I do my best to set boundaries. Unfortunately, I still have to work sometimes on weekends. But I, at least, try to take Friday night and Saturday off. That’s time for my family, that’s time for my husband, that’s time for me, and that’s when I really try to disconnect.
I also work out a minimum three days a week. I won’t schedule meetings super early in the morning because I need that time to work out, and that time to be Zen. I’ll block time for trying to organize my internal meetings on one day of the week. I really try to organize the context switching that I have to do as a CEO so I can minimize that energy. You know, your energy will deplete from a product meeting to an investor pitch, to a sales meeting, to whatever. That’s very, very hard for anyone to do.
I saw that you describe yourself as “a professional nerd.” What are you reading right now?
One is my entrepreneurship Bible, Ben Horowitz’s The Hard Thing About Hard Things. Anytime I am facing a challenging situation or just feeling like, “Ugh,” overwhelmed by work, I read some chapters in that book and I realize, you know what? I’m not alone.
Any last bits of advice that you maybe would like to leave with our Girlboss readers?
You just have to believe in yourself. If you don’t believe in yourself, no one can do that for you.

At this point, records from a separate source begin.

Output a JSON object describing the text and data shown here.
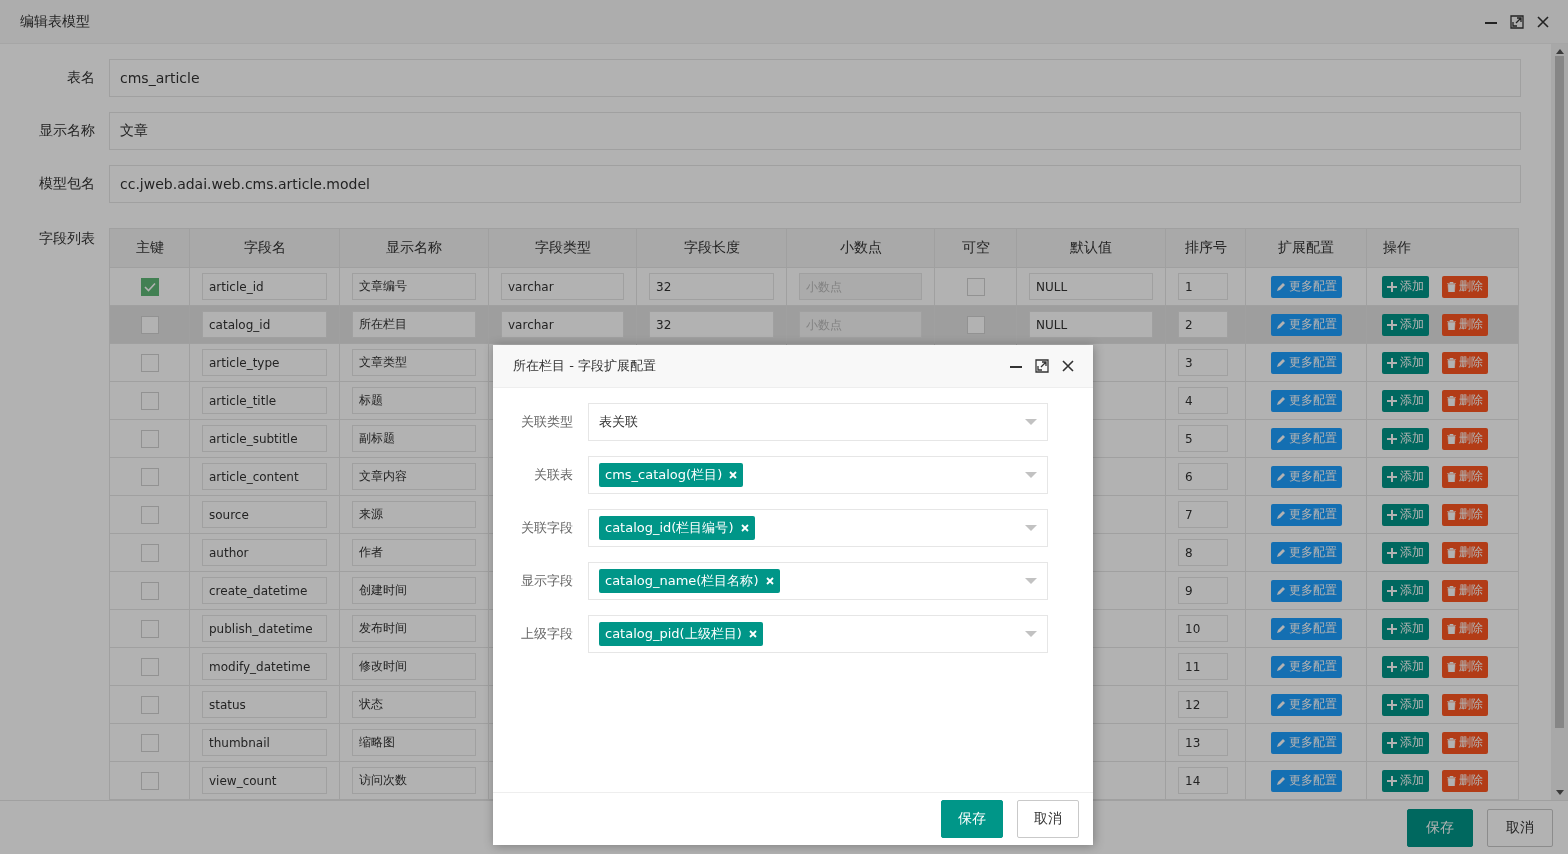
{
  "window": {
    "title": "编辑表模型"
  },
  "form": [
    {
      "label": "表名",
      "value": "cms_article"
    },
    {
      "label": "显示名称",
      "value": "文章"
    },
    {
      "label": "模型包名",
      "value": "cc.jweb.adai.web.cms.article.model"
    }
  ],
  "fields_table": {
    "label": "字段列表",
    "columns": [
      "主键",
      "字段名",
      "显示名称",
      "字段类型",
      "字段长度",
      "小数点",
      "可空",
      "默认值",
      "排序号",
      "扩展配置",
      "操作"
    ],
    "rows": [
      {
        "primary_key": true,
        "name": "article_id",
        "display_name": "文章编号",
        "type": "varchar",
        "length": "32",
        "decimal_placeholder": "小数点",
        "nullable": false,
        "default": "NULL",
        "sort": "1",
        "config_button": "更多配置",
        "add_button": "添加",
        "delete_button": "删除",
        "selected": false
      },
      {
        "primary_key": false,
        "name": "catalog_id",
        "display_name": "所在栏目",
        "type": "varchar",
        "length": "32",
        "decimal_placeholder": "小数点",
        "nullable": false,
        "default": "NULL",
        "sort": "2",
        "config_button": "更多配置",
        "add_button": "添加",
        "delete_button": "删除",
        "selected": true
      },
      {
        "primary_key": false,
        "name": "article_type",
        "display_name": "文章类型",
        "sort": "3",
        "config_button": "更多配置",
        "add_button": "添加",
        "delete_button": "删除",
        "selected": false
      },
      {
        "primary_key": false,
        "name": "article_title",
        "display_name": "标题",
        "sort": "4",
        "config_button": "更多配置",
        "add_button": "添加",
        "delete_button": "删除",
        "selected": false
      },
      {
        "primary_key": false,
        "name": "article_subtitle",
        "display_name": "副标题",
        "sort": "5",
        "config_button": "更多配置",
        "add_button": "添加",
        "delete_button": "删除",
        "selected": false
      },
      {
        "primary_key": false,
        "name": "article_content",
        "display_name": "文章内容",
        "sort": "6",
        "config_button": "更多配置",
        "add_button": "添加",
        "delete_button": "删除",
        "selected": false
      },
      {
        "primary_key": false,
        "name": "source",
        "display_name": "来源",
        "sort": "7",
        "config_button": "更多配置",
        "add_button": "添加",
        "delete_button": "删除",
        "selected": false
      },
      {
        "primary_key": false,
        "name": "author",
        "display_name": "作者",
        "sort": "8",
        "config_button": "更多配置",
        "add_button": "添加",
        "delete_button": "删除",
        "selected": false
      },
      {
        "primary_key": false,
        "name": "create_datetime",
        "display_name": "创建时间",
        "sort": "9",
        "config_button": "更多配置",
        "add_button": "添加",
        "delete_button": "删除",
        "selected": false
      },
      {
        "primary_key": false,
        "name": "publish_datetime",
        "display_name": "发布时间",
        "sort": "10",
        "config_button": "更多配置",
        "add_button": "添加",
        "delete_button": "删除",
        "selected": false
      },
      {
        "primary_key": false,
        "name": "modify_datetime",
        "display_name": "修改时间",
        "sort": "11",
        "config_button": "更多配置",
        "add_button": "添加",
        "delete_button": "删除",
        "selected": false
      },
      {
        "primary_key": false,
        "name": "status",
        "display_name": "状态",
        "sort": "12",
        "config_button": "更多配置",
        "add_button": "添加",
        "delete_button": "删除",
        "selected": false
      },
      {
        "primary_key": false,
        "name": "thumbnail",
        "display_name": "缩略图",
        "sort": "13",
        "config_button": "更多配置",
        "add_button": "添加",
        "delete_button": "删除",
        "selected": false
      },
      {
        "primary_key": false,
        "name": "view_count",
        "display_name": "访问次数",
        "sort": "14",
        "config_button": "更多配置",
        "add_button": "添加",
        "delete_button": "删除",
        "selected": false
      }
    ]
  },
  "footer": {
    "buttons": [
      {
        "label": "保存",
        "kind": "primary"
      },
      {
        "label": "取消",
        "kind": "default"
      }
    ]
  },
  "dialog": {
    "title": "所在栏目 - 字段扩展配置",
    "fields": [
      {
        "label": "关联类型",
        "kind": "text",
        "value": "表关联"
      },
      {
        "label": "关联表",
        "kind": "tags",
        "tags": [
          "cms_catalog(栏目)"
        ]
      },
      {
        "label": "关联字段",
        "kind": "tags",
        "tags": [
          "catalog_id(栏目编号)"
        ]
      },
      {
        "label": "显示字段",
        "kind": "tags",
        "tags": [
          "catalog_name(栏目名称)"
        ]
      },
      {
        "label": "上级字段",
        "kind": "tags",
        "tags": [
          "catalog_pid(上级栏目)"
        ]
      }
    ],
    "buttons": [
      {
        "label": "保存",
        "kind": "primary"
      },
      {
        "label": "取消",
        "kind": "default"
      }
    ]
  }
}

*This interview has been edited for length and clarity.
Correction, Sept. 6, 2018: This post has been updated to reflect the correct university Fatemi attended. She went to Santa Clara University.